Hey, guess what.  We’re in the why-phase, and more on that on another post.

So I used the restroom.  While I hurried, flushing the toilet as I pulled out of my shorts, my keys fell into the flushing toilet.  For a half second, I stood there because there’s no way my heavy key set with its four keys, pocket knife, car clicker, and a half dozen club cards would go down the drain.  I reached in just in case.

My keys were shoved through the drain, just as my fingers scraped against them.  They were gone.  The water was gone.  The toilet filled to normal level.  My mouth hung open.



Boys, come one.  We got to go.  We got to wash our hands and find someone.  I think they’re gone anymore.  Quickly.  Hurry.  Come on.  Let’ s go!

But it was too late.  They were gone, washed away done the sewer.  Damn.

Vote for my post on Mom Blog Network

Raising Boys

Since I have two boys, I really can’t compare them to girls.  But I have a heard time believing a little girl would try to get you to sniff her butt.  Again, maybe they do, and I just don’t know because right now I am raising boys.  Yet they seem to be just a little different.  I’m not talking about high energy levels or potty humor because I’ve seen hyperactive girls and I watched kindergarten girls laugh at fart jokes.  But there is something so manly as trying to force a burp or a fart.

Evan has been trying to force himself to burp for months.  Months.  If you have read the other posts, you know he can’t quite get it.  He just does a pretend burp, and in case I missed the “burp,” he proudly exclaims that he just burped.  Growing up with brothers, boy cousins, and all their boy friends, I have learned that it is a proud achievement to burp your name, vowels, or ultimately the alphabet.  While I am sure my husband enjoys these boyish antics, I have never caught him teaching or complementing Evan on his fine burping skills.  Leaving me to believe, that this must be a natural trait, like running, jumping, or gossiping.  I only wonder what evolutionary value force burping has other than crude entertainment.  Not one to force a change on nature if it is harmless, I just make Evan excuse himself after every burp, hoping secretly it becomes too tedious to do both and give up his pretend burping.  Like I have a chance.

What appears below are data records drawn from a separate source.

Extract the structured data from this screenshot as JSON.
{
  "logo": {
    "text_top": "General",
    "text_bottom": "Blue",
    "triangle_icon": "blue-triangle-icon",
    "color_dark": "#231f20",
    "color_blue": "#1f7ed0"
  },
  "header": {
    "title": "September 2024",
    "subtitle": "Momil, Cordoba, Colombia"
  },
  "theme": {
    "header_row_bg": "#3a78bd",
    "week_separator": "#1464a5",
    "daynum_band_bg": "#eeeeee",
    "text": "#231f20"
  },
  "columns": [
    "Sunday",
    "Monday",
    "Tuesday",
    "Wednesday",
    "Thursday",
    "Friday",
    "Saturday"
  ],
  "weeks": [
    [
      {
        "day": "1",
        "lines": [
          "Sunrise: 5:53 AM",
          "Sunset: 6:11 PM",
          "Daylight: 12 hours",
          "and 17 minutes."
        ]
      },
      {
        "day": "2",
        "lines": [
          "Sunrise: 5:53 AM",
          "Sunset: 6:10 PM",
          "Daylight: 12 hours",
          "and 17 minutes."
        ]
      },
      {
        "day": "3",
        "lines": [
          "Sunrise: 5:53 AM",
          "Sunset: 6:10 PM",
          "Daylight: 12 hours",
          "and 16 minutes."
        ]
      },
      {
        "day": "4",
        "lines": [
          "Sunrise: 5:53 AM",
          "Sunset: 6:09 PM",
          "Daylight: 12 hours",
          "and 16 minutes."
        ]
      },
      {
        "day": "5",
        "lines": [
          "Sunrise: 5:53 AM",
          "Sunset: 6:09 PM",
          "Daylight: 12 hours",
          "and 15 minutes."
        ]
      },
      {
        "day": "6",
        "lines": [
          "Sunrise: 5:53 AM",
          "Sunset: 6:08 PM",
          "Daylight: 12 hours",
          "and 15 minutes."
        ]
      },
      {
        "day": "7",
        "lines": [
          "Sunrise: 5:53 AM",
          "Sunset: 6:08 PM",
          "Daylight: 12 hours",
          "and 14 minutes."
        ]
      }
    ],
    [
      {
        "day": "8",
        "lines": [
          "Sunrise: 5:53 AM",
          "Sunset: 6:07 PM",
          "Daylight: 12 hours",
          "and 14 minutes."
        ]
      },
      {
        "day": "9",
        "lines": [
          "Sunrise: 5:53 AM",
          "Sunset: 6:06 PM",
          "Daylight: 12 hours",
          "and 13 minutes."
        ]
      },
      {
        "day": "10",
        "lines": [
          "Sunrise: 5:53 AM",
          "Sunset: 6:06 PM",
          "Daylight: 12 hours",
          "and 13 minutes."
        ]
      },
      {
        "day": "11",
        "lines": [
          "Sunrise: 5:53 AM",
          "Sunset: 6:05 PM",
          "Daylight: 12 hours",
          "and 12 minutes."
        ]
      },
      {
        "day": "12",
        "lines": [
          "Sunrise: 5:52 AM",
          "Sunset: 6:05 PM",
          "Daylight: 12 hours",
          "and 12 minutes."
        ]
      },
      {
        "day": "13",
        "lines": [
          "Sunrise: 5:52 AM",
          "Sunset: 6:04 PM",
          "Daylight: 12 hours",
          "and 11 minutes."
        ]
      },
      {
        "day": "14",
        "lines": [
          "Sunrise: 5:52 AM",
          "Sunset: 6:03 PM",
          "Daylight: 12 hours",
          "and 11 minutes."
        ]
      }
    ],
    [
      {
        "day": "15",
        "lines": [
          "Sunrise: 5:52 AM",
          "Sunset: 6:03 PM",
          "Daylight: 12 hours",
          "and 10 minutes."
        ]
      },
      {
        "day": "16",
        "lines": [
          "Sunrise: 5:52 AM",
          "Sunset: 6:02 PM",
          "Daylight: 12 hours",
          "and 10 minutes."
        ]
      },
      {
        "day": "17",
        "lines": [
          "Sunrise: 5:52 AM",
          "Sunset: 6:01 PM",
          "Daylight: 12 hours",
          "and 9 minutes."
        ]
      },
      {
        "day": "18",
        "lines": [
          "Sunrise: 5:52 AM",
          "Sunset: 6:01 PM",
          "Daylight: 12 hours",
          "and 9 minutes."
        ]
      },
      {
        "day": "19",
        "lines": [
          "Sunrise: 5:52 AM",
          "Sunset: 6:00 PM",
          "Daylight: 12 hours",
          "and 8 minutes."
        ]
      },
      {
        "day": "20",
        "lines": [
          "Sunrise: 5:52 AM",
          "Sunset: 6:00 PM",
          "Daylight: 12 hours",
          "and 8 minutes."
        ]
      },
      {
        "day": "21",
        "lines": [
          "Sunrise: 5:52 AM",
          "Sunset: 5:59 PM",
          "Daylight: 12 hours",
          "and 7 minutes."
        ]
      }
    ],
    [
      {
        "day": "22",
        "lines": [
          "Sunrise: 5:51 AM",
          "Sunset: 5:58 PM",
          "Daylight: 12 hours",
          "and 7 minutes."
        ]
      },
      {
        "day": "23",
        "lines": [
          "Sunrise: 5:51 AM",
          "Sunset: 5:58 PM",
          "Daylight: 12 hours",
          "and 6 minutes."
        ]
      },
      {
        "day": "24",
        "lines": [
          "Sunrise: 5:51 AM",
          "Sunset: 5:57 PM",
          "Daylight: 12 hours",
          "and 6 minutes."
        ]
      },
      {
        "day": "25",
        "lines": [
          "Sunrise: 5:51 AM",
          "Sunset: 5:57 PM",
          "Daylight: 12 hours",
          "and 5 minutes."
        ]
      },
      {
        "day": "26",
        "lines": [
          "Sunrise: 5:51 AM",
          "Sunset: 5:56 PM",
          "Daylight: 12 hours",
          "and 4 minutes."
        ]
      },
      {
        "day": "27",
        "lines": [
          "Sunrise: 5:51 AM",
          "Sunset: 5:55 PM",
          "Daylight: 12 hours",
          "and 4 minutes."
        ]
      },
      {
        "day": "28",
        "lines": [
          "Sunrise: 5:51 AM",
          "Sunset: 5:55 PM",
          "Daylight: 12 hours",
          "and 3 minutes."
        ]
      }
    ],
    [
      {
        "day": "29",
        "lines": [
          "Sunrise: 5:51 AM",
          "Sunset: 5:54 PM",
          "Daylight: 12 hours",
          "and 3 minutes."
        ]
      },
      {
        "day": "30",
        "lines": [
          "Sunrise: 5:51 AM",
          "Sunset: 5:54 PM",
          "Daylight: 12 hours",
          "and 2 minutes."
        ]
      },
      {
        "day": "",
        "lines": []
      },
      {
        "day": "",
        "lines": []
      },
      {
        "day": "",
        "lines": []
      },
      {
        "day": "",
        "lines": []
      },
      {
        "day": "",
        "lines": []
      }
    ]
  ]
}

A couple of weeks ago, Evan put his hand down his underwear to scratch his butt.  For some reason, he sniffed his finger.  A discovery!  “Mommy, do you want to smell my finger?”  Are you kidding?  No.  But somehow my face betrayed the horror I felt as I calmly said “No, we don’t smell other people’s fingers” because he became insistent.  Great.  The other day he was naked and climbed up my back, trying to put his butt in my face, saying “smell it, Mommy, smell it.”  What?  I remember my brothers trying to fart on each other’s heads or just to clear a room.  When did my cute, sweet son become a little ape like his uncles?  Again I wish I could point my finger at my husband, after all he too is a boy, but I know he hasn’t played any boyish antics like this.  Wait, let me check.  Just like I thought a no with a weird look of “why would I teach him that?”  It was worth a shot to find out where this behavior came from. (Not my brothers either because this behavior would have occurred right after our family visit, not weeks afterwards.)

The only thing I can blame my husband for is Evan’s colorful language.  Evan has learned the word “scumbag.”  Watch last weeks Sand Diego/Denver game, and you would know how Evan picked up the language.  (Stupid football.)  At least Evan was napping through most of the colorful language.  While my husband chuckled, thinking it could be worse, I pointed out that Evan WILL use it in public and I hope my husband is around when people give us looks.  I curbed my language, and I need my husband to curb hi or he’ll have to watch the game at a bar.  (I know what a horrible punishment.  Watching a football game while drinking a beer surrounded by other football fans.)  I’m not raising a little hoodlum.

So somehow I got stuck raising boys, which should have been a foregone conclusion because of the all the boys in the families.  Now I have to pray that one day they will grow up to be civilized.  I know this is just the tip of the iceberg; we have elementary and high school yet to got.  It’s going to be a whole lot worse before it gets better.  I just am shocked how certain behaviors are innate.  God help me.